Joseph Heinrich was established as a metal molder and finisher in New York by the 1880's. After 1902 he was listed both at 948 Broadway, opposite the Flatiron building, probably a showroom, and at 227 West 29th Street, most likely a workshop and perhaps a wholesale showroom. Heinrich's innovative copper and silver pieces were retailed by many important firms, including Tiffany and Black Starr & Frost. An "Indian" copper and silver punch bowl and stand, with many of the same motifs as the offered lot, is in the Metropolitan Museum, with a retailer's mark of Shreve, Crump & Low, Boston (Charles L. Venable, Silver in America,

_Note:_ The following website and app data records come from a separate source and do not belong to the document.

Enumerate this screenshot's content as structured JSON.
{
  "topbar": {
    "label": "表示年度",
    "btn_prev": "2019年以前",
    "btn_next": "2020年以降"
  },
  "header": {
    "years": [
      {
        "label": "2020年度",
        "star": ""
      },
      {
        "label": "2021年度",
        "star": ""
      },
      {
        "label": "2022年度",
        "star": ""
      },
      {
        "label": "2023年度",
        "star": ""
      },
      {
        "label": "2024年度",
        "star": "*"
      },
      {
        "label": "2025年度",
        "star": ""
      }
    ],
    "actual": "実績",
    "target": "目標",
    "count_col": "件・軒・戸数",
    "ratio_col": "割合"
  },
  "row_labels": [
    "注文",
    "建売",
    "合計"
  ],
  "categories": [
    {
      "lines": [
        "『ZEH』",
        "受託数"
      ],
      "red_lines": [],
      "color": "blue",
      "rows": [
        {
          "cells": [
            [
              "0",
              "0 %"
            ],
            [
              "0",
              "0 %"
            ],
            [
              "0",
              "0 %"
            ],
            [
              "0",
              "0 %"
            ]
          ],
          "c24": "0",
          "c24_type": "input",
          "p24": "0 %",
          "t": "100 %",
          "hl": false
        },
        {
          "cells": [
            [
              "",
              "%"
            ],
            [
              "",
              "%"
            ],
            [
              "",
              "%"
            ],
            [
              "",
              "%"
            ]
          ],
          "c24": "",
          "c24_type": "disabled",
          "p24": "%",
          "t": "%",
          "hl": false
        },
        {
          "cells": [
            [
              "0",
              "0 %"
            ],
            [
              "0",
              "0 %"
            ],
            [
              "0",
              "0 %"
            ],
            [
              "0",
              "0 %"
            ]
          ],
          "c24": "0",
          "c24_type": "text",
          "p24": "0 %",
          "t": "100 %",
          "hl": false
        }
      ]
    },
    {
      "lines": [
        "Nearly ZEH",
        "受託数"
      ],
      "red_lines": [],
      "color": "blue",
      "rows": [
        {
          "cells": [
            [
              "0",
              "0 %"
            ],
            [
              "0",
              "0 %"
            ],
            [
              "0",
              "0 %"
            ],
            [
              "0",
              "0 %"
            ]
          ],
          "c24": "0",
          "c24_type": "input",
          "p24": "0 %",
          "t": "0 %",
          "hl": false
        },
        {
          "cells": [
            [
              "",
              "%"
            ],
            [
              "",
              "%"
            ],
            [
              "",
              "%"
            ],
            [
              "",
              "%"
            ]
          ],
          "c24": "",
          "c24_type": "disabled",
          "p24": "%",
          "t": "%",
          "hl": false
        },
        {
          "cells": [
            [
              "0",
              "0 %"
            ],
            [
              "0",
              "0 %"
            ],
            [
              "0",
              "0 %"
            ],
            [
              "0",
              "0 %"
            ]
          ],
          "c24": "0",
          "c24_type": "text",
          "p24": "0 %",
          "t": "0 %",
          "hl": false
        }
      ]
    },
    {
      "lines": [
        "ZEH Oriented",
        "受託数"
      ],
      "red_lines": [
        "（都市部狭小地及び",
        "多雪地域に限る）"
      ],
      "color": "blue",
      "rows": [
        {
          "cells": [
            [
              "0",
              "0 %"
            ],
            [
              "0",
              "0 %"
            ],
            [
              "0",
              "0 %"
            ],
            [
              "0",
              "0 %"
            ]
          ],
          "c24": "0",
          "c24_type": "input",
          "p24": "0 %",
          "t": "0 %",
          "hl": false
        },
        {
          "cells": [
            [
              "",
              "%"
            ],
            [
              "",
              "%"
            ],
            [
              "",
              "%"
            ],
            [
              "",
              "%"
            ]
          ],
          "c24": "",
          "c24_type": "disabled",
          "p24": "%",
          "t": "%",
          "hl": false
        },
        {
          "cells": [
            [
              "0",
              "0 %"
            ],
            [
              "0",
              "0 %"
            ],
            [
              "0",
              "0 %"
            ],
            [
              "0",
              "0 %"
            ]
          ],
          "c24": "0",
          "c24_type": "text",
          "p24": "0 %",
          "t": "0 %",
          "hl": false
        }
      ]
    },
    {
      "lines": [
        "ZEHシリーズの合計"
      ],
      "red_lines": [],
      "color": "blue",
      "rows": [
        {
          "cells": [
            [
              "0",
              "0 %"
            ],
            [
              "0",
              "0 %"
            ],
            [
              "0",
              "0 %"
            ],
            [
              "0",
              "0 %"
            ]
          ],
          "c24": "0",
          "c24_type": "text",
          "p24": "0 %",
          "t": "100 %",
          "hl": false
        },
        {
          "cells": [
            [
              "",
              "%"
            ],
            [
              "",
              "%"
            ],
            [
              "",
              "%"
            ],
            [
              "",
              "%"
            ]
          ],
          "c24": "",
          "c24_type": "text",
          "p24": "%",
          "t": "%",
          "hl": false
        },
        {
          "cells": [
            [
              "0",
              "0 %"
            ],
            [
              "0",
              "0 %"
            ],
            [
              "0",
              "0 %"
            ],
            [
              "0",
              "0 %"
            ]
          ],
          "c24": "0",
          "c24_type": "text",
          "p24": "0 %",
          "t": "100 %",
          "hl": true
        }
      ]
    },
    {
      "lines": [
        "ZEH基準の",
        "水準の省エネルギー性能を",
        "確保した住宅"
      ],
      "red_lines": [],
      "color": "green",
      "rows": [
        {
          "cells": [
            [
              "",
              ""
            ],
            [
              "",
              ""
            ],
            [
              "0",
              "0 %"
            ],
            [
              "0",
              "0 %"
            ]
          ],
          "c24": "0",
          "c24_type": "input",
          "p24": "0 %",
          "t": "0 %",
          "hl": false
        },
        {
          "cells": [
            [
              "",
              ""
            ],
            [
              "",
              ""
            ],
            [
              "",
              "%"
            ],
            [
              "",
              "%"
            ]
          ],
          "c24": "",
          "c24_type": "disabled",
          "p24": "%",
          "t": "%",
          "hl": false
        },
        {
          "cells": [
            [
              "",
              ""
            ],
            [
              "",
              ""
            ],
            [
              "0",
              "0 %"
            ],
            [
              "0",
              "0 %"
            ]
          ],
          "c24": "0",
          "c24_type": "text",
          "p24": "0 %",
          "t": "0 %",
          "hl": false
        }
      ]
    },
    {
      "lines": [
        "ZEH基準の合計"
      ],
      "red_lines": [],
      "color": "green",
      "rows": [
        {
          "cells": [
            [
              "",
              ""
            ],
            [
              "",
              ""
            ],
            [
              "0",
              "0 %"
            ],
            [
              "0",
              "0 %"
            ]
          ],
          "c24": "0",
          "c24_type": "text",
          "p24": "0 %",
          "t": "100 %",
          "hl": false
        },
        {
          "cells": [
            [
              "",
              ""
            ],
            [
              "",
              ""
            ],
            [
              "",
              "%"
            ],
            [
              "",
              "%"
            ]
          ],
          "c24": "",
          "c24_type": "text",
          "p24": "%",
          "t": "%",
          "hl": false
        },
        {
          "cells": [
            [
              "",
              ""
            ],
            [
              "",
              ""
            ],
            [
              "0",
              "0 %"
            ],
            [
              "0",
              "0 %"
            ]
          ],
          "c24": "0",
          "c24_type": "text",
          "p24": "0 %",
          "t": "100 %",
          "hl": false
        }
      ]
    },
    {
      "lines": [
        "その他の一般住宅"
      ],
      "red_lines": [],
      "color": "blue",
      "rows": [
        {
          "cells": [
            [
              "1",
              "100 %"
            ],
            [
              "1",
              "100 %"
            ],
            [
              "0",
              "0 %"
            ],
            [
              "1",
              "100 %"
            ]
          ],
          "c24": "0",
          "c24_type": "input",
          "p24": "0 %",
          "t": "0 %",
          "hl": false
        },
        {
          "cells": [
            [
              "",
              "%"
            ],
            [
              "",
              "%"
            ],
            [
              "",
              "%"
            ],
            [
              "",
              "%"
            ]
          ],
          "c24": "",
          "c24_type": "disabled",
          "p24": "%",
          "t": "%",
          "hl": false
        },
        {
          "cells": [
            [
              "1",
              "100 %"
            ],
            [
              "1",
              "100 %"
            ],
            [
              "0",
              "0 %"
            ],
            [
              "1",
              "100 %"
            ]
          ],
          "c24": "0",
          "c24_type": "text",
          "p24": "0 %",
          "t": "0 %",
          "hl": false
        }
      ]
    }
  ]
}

fig. 6.68, p. 198). Another similar copper and silver example retailed by Hammersmith & Field, San Francisco was presented as a trophy at the 29th Triennial Conclave in San Francisco, 1904, and sold Sotheby's, New York, January 20-21, 2012, lot 55. The business ended in the mid 1920s.
The 1876 Philadelphia Centennial brought about a uniquely American aesthetic, with industries producing objects that celebrated North American flora, fauna, and animals. There was also a particular interest in Native American imagery, which lasted through the early 20th century. Joseph Heinrich produced some of the most overt examples of these "American" objects, and his punch bowls featuring Indian heads and arrowheads are some of the best examples of this aesthetic.